Zambo in Tripoli – Lebanon’s Mardi Gras on the Med
Greek Orthodox Christian residents of Tripoli’s seaside Mina district take to the streets in costumes and paint to celebrate Zambo on the Sunday before Lent
In an alley in the conservative Lebanese city of Tripoli, it’s just before 10 in the morning as men painted head to toe in black and gold and dressed only in hula skirts swig from bottles. One young man smokes a cigarette through his Guy Fawkes mask while another prances about with a fake severed head.
You might want to call it Mardi Gras on the Med, but people here call it Zambo.
Every year, Greek Orthodox Christian residents of Tripoli’s seaside Mina district take to the streets in costumes and paint to celebrate Zambo on the Sunday before Lent and its 40 days of fasting and penance.
Pre-Lent festivals are celebrated across the world, with ornate processions like New Orleans’ Mardi Gras, Rio de Janeiro’s Carnaval and the Carnival of Venice enjoying widespread fame.
Tripoli’s much smaller Zambo festival has strong traces of Rio de Janeiro’s Carnaval and Caribbean Carnival celebrations. But it is an anomaly, existing all by itself far from any of the world’s other carnivals. There is nothing like it in the Arab world – or perhaps the whole world – and nobody is really sure how it got here.
Zambo’s hedonistic celebration is even more surprising given that Tripoli is not exactly a city known for its tolerance. A few years ago, you could easily buy ISIL flags from shops downtown.
It is a city that fed Sunni fighters into Syria’s civil war, with many joining hardline and extremist factions.
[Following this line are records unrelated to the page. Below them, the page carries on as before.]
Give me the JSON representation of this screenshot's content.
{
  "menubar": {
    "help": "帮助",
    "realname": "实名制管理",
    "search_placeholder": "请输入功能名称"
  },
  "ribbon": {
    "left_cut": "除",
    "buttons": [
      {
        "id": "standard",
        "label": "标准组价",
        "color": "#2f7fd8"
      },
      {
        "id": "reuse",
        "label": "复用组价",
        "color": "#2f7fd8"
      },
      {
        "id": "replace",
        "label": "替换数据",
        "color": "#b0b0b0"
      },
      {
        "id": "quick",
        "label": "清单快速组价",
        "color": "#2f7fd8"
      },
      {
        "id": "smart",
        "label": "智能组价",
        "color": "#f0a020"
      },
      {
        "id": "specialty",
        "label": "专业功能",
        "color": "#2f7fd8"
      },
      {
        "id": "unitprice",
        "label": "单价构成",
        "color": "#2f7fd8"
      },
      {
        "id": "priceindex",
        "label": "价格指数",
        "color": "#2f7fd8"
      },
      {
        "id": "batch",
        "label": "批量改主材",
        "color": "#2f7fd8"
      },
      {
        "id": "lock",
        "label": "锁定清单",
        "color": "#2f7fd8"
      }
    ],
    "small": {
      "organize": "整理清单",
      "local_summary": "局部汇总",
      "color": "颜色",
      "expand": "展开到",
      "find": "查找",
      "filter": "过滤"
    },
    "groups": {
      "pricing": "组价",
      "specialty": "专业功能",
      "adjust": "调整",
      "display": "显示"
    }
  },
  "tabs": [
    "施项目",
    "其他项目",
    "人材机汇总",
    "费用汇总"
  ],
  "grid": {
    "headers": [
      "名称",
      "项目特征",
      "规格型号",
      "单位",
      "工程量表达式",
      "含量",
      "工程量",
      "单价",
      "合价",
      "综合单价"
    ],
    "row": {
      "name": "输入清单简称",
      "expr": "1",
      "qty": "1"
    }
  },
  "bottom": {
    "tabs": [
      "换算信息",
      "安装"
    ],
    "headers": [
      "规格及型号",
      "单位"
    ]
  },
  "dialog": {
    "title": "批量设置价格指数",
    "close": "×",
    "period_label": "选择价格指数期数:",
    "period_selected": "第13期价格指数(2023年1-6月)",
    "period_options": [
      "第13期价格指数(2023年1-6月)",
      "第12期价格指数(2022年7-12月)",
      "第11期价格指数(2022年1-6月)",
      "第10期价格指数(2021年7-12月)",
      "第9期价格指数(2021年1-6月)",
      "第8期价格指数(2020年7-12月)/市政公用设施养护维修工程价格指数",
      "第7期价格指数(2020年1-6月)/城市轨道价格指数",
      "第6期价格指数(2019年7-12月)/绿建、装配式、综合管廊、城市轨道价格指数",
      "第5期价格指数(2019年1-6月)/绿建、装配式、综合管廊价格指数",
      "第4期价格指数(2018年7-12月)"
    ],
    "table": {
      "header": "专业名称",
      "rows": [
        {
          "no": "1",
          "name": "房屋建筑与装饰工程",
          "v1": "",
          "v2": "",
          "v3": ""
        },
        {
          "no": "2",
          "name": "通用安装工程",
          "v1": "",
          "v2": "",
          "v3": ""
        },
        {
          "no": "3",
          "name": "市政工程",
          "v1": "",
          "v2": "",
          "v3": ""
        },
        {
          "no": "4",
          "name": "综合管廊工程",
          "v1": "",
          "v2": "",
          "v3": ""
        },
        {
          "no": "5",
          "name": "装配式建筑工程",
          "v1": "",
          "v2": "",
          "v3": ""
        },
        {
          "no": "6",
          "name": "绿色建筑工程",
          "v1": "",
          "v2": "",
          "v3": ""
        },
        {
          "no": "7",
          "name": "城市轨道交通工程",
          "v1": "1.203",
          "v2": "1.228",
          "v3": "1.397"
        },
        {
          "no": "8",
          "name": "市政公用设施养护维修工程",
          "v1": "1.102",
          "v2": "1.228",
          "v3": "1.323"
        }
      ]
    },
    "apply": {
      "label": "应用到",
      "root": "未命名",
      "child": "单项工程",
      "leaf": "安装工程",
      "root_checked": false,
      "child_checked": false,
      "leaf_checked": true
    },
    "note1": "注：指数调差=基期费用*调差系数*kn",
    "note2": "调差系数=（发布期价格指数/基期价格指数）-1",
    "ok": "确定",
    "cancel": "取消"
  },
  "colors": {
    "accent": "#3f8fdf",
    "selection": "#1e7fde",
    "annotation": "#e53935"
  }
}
To many, Tripoli is known more for processions of masked men clutching automatic rifles in their hands, not the public consumption of alcohol that is seen during Zambo.
How Zambo arrived in Tripoli is uncertain and everybody seems to have their own story.
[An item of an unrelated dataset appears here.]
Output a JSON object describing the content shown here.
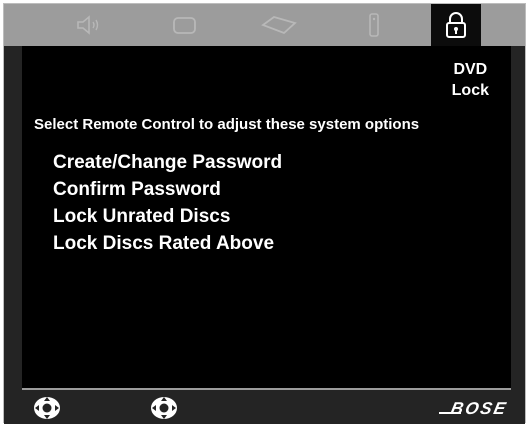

It came from Greece and Brazil over 100 years ago, Zambo organiser Beshara Hassan told The National.
Participant Joseph Bahi, 38, said Zambo was influenced by Brazil, but that its roots and sometimes scary costumes went back to the advent of Christianity, when Christians in what is today Lebanon had to appear fearsome to escape persecution and spread the word of Lent’s arrival.
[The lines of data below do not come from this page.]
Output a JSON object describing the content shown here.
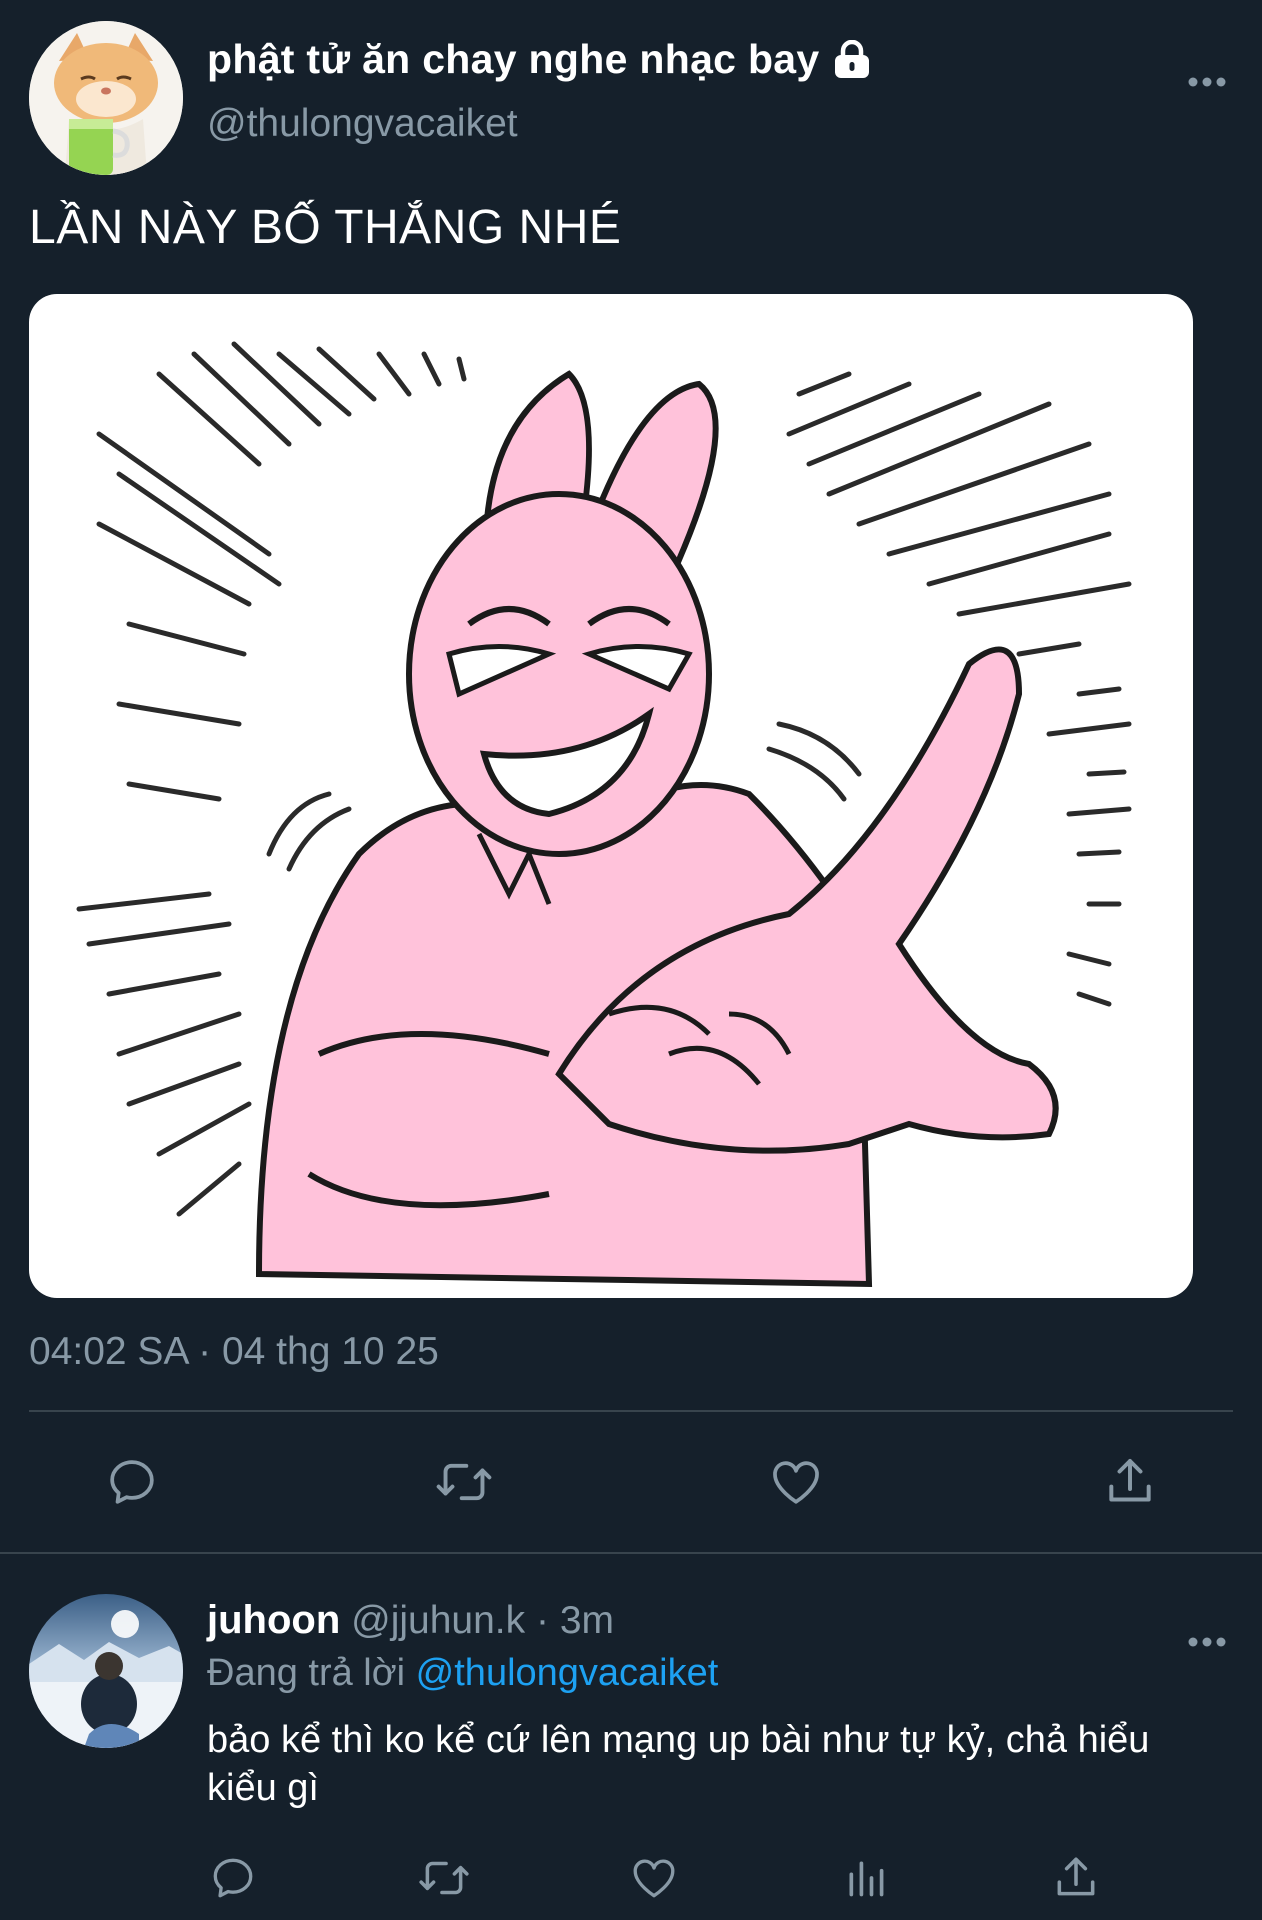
{
  "tweet": {
    "display_name": "phật tử ăn chay nghe nhạc bay",
    "handle": "@thulongvacaiket",
    "text": "LẦN NÀY BỐ THẮNG NHÉ",
    "timestamp": "04:02 SA · 04 thg 10 25",
    "icons": [
      "lock-icon",
      "more-icon",
      "reply-icon",
      "retweet-icon",
      "like-icon",
      "share-icon"
    ]
  },
  "reply": {
    "name": "juhoon",
    "handle": "@jjuhun.k",
    "separator": "·",
    "time": "3m",
    "replying_label": "Đang trả lời",
    "replying_to": "@thulongvacaiket",
    "text": "bảo kể thì ko kể cứ lên mạng up bài như tự kỷ, chả hiểu kiểu gì",
    "icons": [
      "reply-icon",
      "retweet-icon",
      "like-icon",
      "analytics-icon",
      "share-icon"
    ]
  },
  "colors": {
    "background": "#15202b",
    "muted_text": "#8899a6",
    "link": "#1da1f2",
    "divider": "#38444d",
    "sticker_pink": "#ffc2da"
  }
}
Alberto Rouhana, 25, traced it back to pagan times. “It passed from old religions to Christianity,” he said. “Like when people were worshipping the sun.”
Others believe that Zambo as it exists today was influenced by African troops serving in Lebanon when it was controlled by France, or that it is tied to exorcism or cleansing of the city and its people.
What everyone agrees on is that Zambo is celebrated every year, that anybody who wants to can join in, and that the theme is always “African” – which somehow includes, beyond the body paint, a proliferation of Native American headdresses, hula skirts and ghoul masks.
For hours on Sunday, hundreds of painted participants wove and danced their way through the alleys of Tripoli’s Mina district, beating drums and chanting “Zambo! Zambo!”
Bodies pushed against one another in the procession, as those in more frightening costumes tried to scare onlookers by jumping and hollering. When the procession ended in the early afternoon, men jumped into the cold Mediterranean to wash off their body paint with dishwashing liquid.
Tripoli is a city usually known for its divisions. Between 2011 and 2014, Alawite and Sunni militias fought battles along a war-scarred front line. For the most hardline militants, Tripoli was a city for Sunnis only.
But while a lot of things divide Tripoli, Zambo unites them. While it is primarily a realm of the city’s small Greek Orthodox community, Christians of other denominations and even Muslim residents join in.
The Mina district managed to avoid the chronic unrest that plagued much of the city in recent years, existing, like Zambo, as an anomaly.
At times when shops in the rest of the city were shuttered and masked fighters roamed the streets, Mina often remained an oasis of calm with life continuing relatively unaffected. Zambo celebrations have been held here every single year since the 1980s, when violence in the city last forced the cancellation of the festival.
“In this city, we all live together. Before you look at other peoples’ religion, you have to look at them as human beings,” said a middle-aged Muslim man who gave his name as Sindibad, as he dried off from washing paint from his body. “In my opinion, this is not for Christians, it is for everyone. It has gone on for a long time, before Islam.”